==== Exercise inputs

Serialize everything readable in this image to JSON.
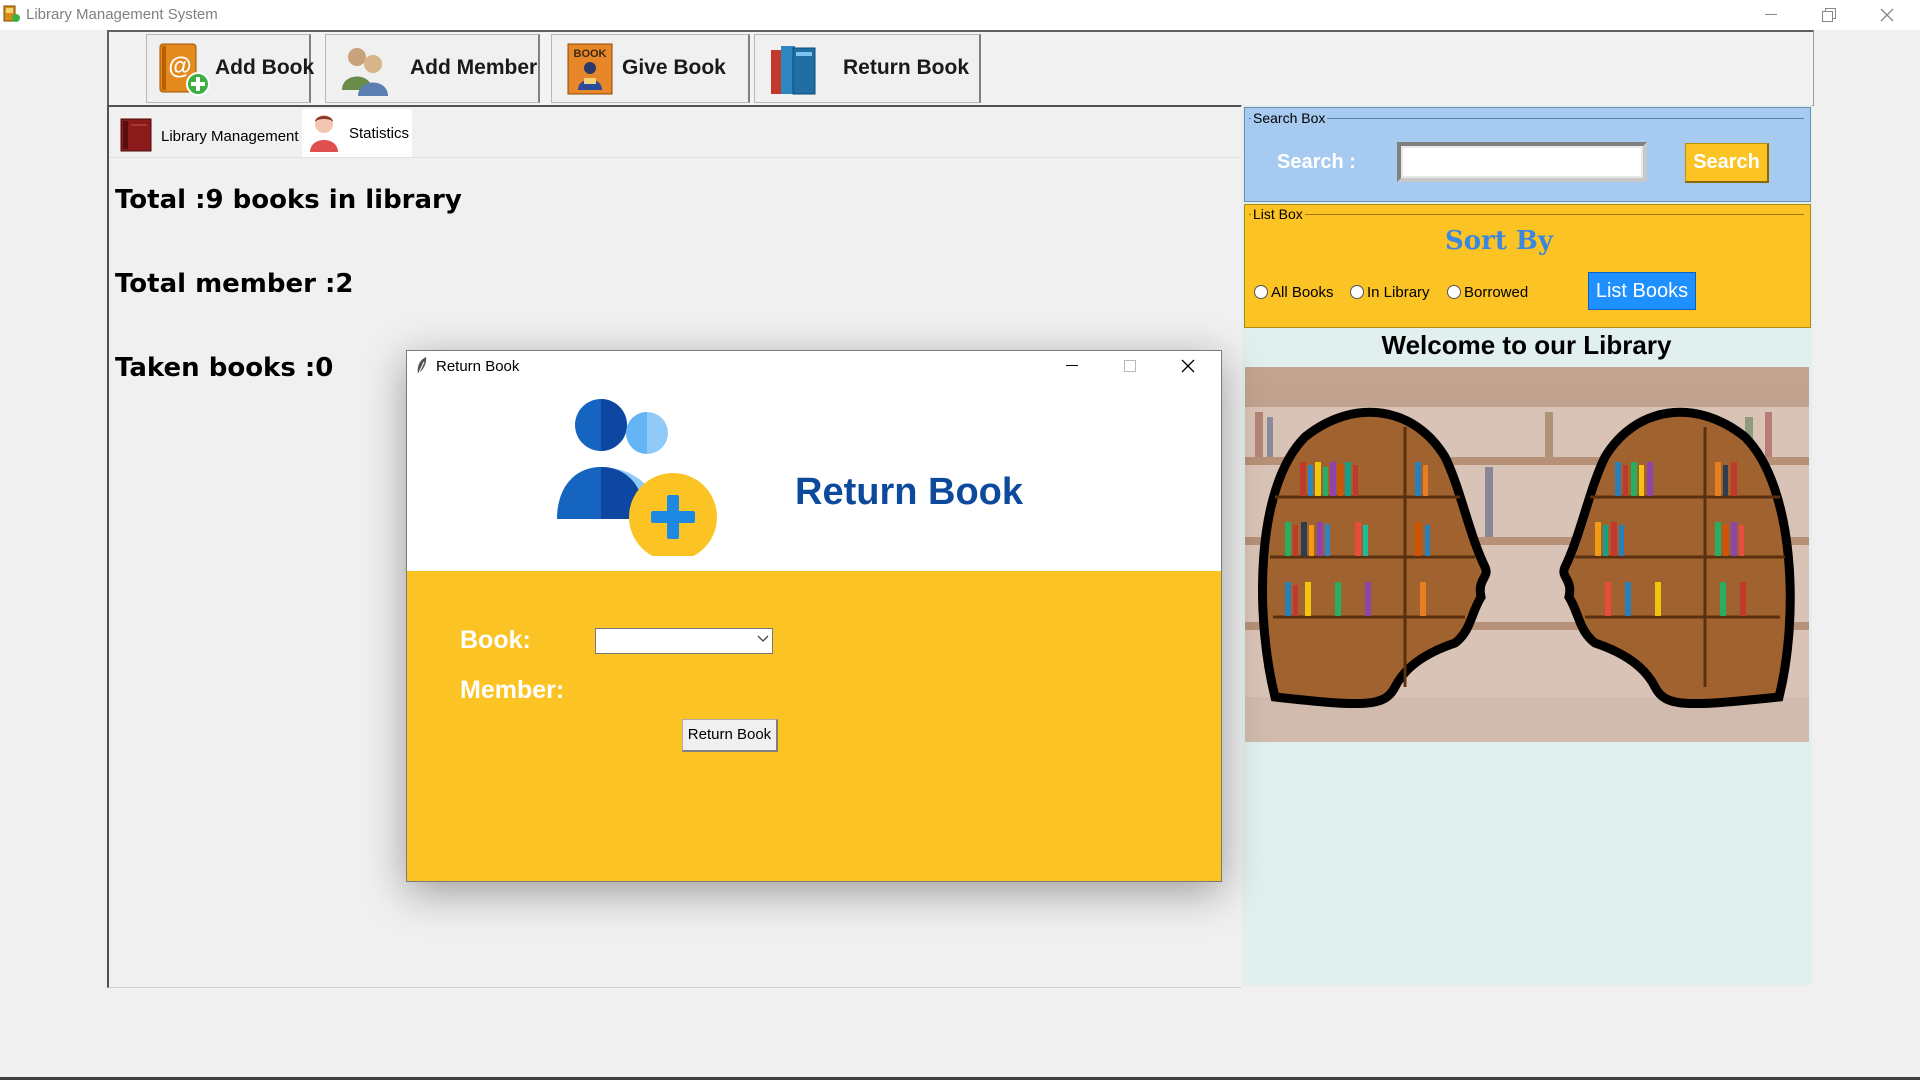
{
  "window": {
    "title": "Library Management System"
  },
  "toolbar": {
    "buttons": [
      {
        "label": "Add Book",
        "icon": "address-book-add-icon"
      },
      {
        "label": "Add Member",
        "icon": "users-icon"
      },
      {
        "label": "Give Book",
        "icon": "book-reader-icon"
      },
      {
        "label": "Return Book",
        "icon": "books-icon"
      }
    ]
  },
  "tabs": [
    {
      "label": "Library Management",
      "icon": "book-icon"
    },
    {
      "label": "Statistics",
      "icon": "person-icon"
    }
  ],
  "stats": {
    "total_books": "Total :9 books in library",
    "total_members": "Total member :2",
    "taken_books": "Taken books :0"
  },
  "search_box": {
    "legend": "Search Box",
    "label": "Search :",
    "input_value": "",
    "button_label": "Search"
  },
  "list_box": {
    "legend": "List Box",
    "sort_title": "Sort By",
    "options": [
      "All Books",
      "In Library",
      "Borrowed"
    ],
    "button_label": "List Books"
  },
  "welcome": {
    "text": "Welcome to our Library"
  },
  "dialog": {
    "title": "Return Book",
    "heading": "Return Book",
    "book_label": "Book:",
    "book_value": "",
    "member_label": "Member:",
    "button_label": "Return Book"
  },
  "colors": {
    "accent_yellow": "#fbc324",
    "search_blue": "#a6caf0",
    "heading_blue": "#0d4a9e",
    "list_button_blue": "#1e90ff",
    "sort_title_blue": "#3a86e0"
  }
}
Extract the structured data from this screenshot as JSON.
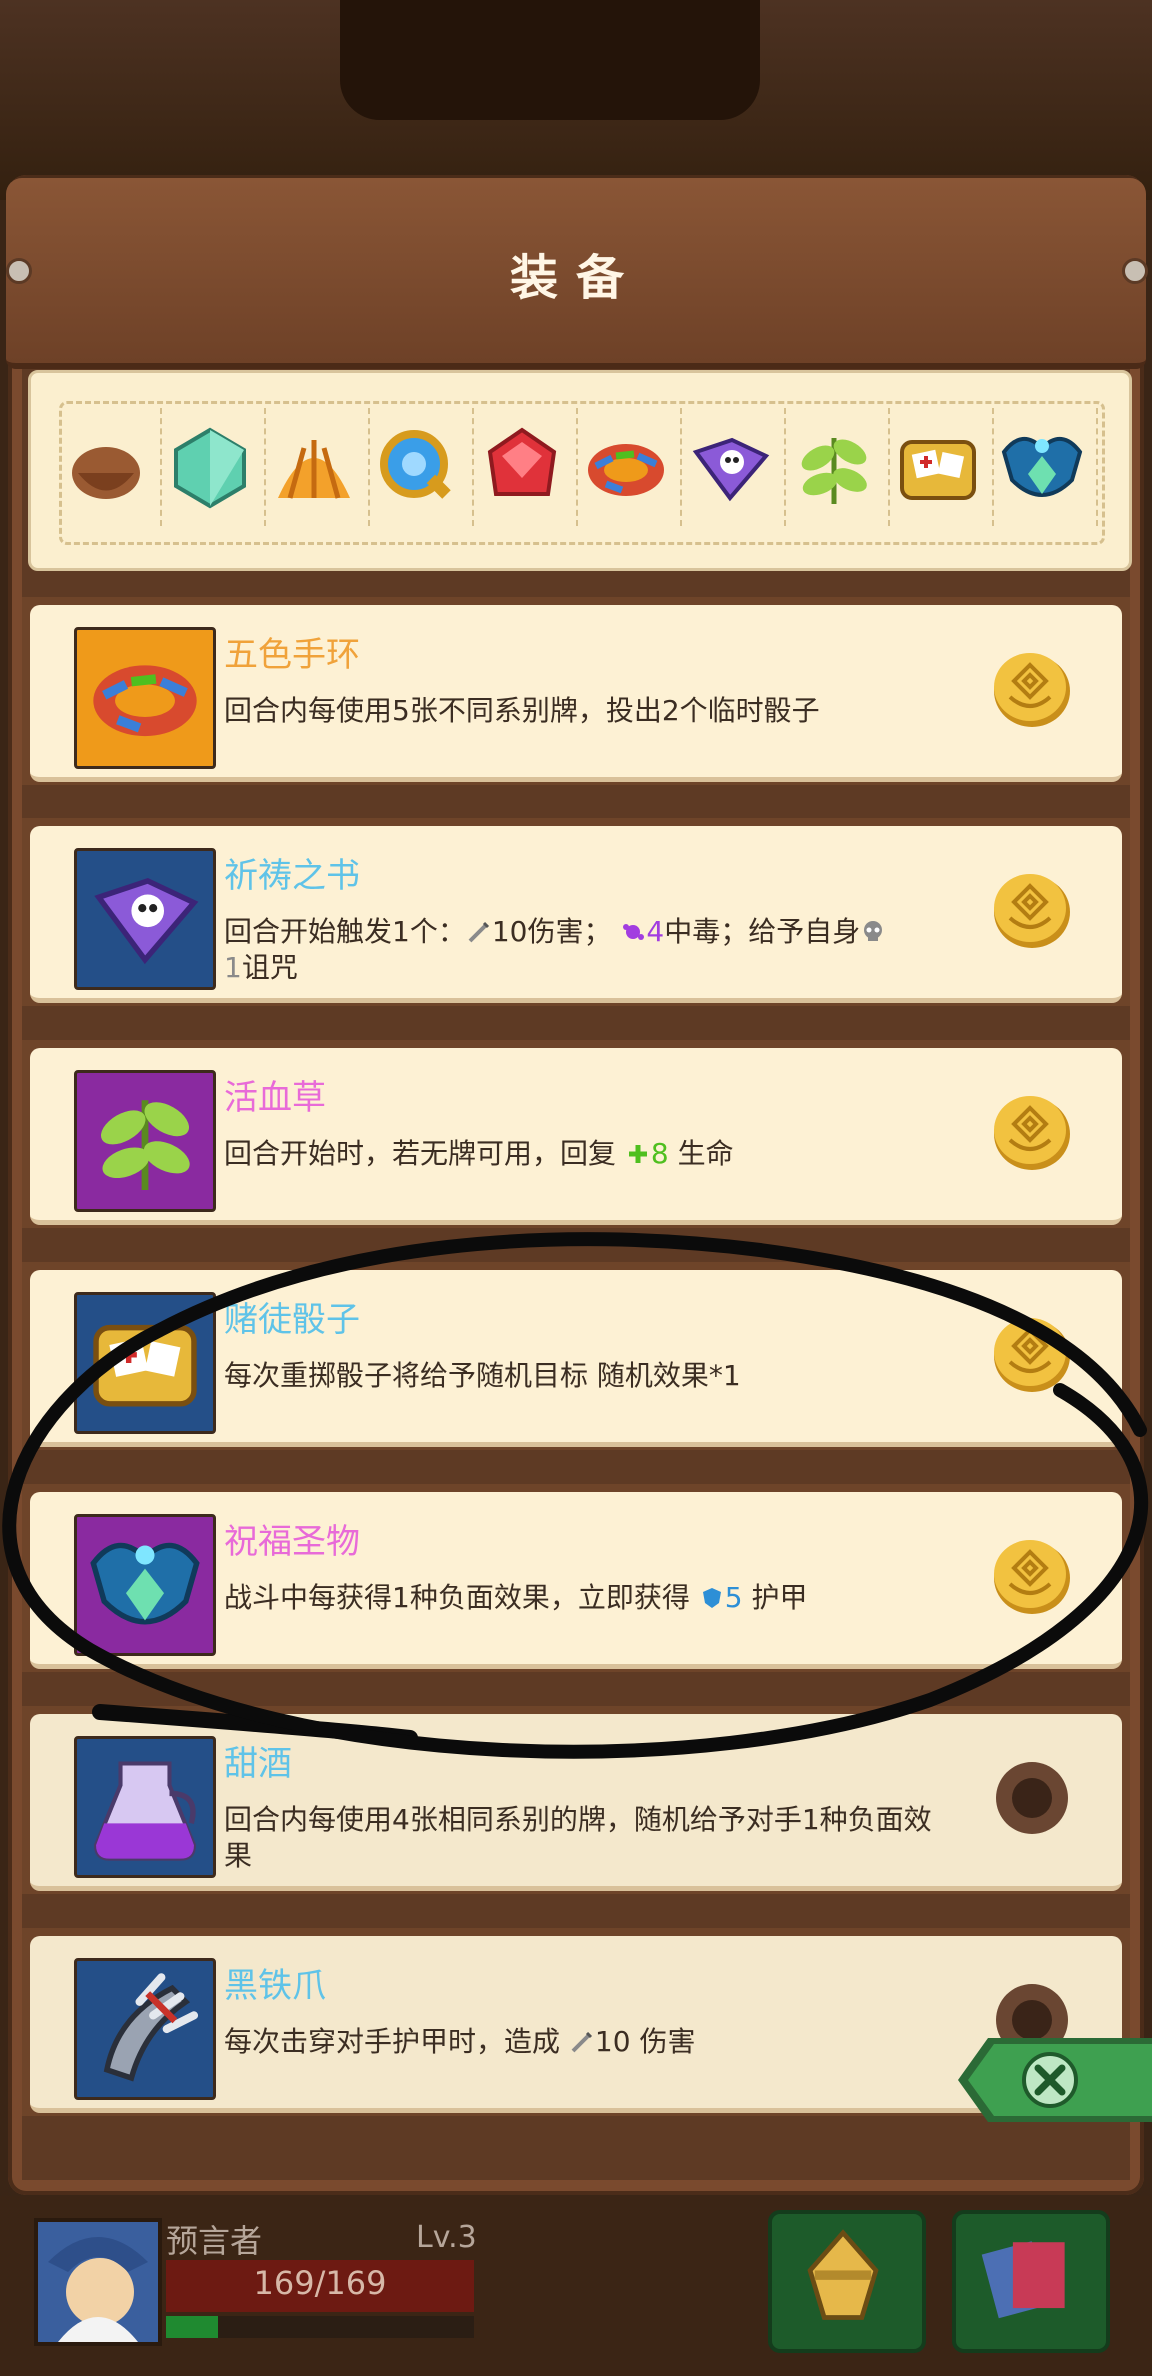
{
  "header": {
    "title": "装备"
  },
  "strip": {
    "icons": [
      "leather-bag-icon",
      "green-gem-icon",
      "striped-shell-icon",
      "blue-amulet-icon",
      "red-ruby-icon",
      "five-color-bracelet-icon",
      "prayer-book-icon",
      "blood-herb-icon",
      "gambler-dice-icon",
      "blessed-relic-icon"
    ]
  },
  "items": [
    {
      "name": "五色手环",
      "title_color": "#f0a23a",
      "desc": "回合内每使用5张不同系别牌，投出2个临时骰子",
      "icon": "five-color-bracelet-icon",
      "thumb_bg": "#ef9a1a",
      "owned": true
    },
    {
      "name": "祈祷之书",
      "title_color": "#5fc3e8",
      "desc_parts": [
        "回合开始触发1个：",
        "10",
        "伤害；",
        "4",
        "中毒；给予自身",
        "1",
        "诅咒"
      ],
      "icon": "prayer-book-icon",
      "thumb_bg": "#244f88",
      "owned": true
    },
    {
      "name": "活血草",
      "title_color": "#e86ad8",
      "desc_parts": [
        "回合开始时，若无牌可用，回复 ",
        "8",
        " 生命"
      ],
      "icon": "blood-herb-icon",
      "thumb_bg": "#8a2aa0",
      "owned": true
    },
    {
      "name": "赌徒骰子",
      "title_color": "#5fc3e8",
      "desc": "每次重掷骰子将给予随机目标 随机效果*1",
      "icon": "gambler-dice-icon",
      "thumb_bg": "#244f88",
      "owned": true
    },
    {
      "name": "祝福圣物",
      "title_color": "#e86ad8",
      "desc_parts": [
        "战斗中每获得1种负面效果，立即获得 ",
        "5",
        " 护甲"
      ],
      "icon": "blessed-relic-icon",
      "thumb_bg": "#8a2aa0",
      "owned": true
    },
    {
      "name": "甜酒",
      "title_color": "#5fc3e8",
      "desc": "回合内每使用4张相同系别的牌，随机给予对手1种负面效果",
      "icon": "sweet-wine-icon",
      "thumb_bg": "#244f88",
      "owned": false
    },
    {
      "name": "黑铁爪",
      "title_color": "#5fc3e8",
      "desc_parts": [
        "每次击穿对手护甲时，造成 ",
        "10",
        " 伤害"
      ],
      "icon": "black-iron-claw-icon",
      "thumb_bg": "#244f88",
      "owned": false
    }
  ],
  "player": {
    "name": "预言者",
    "level": "Lv.3",
    "hp": "169/169",
    "xp_fraction": 0.17
  },
  "colors": {
    "accent_green": "#1f8a30",
    "poison_purple": "#a23de0",
    "heal_green": "#4fbf1f",
    "armor_blue": "#2d8fd6"
  }
}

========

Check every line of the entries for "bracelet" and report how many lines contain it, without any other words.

2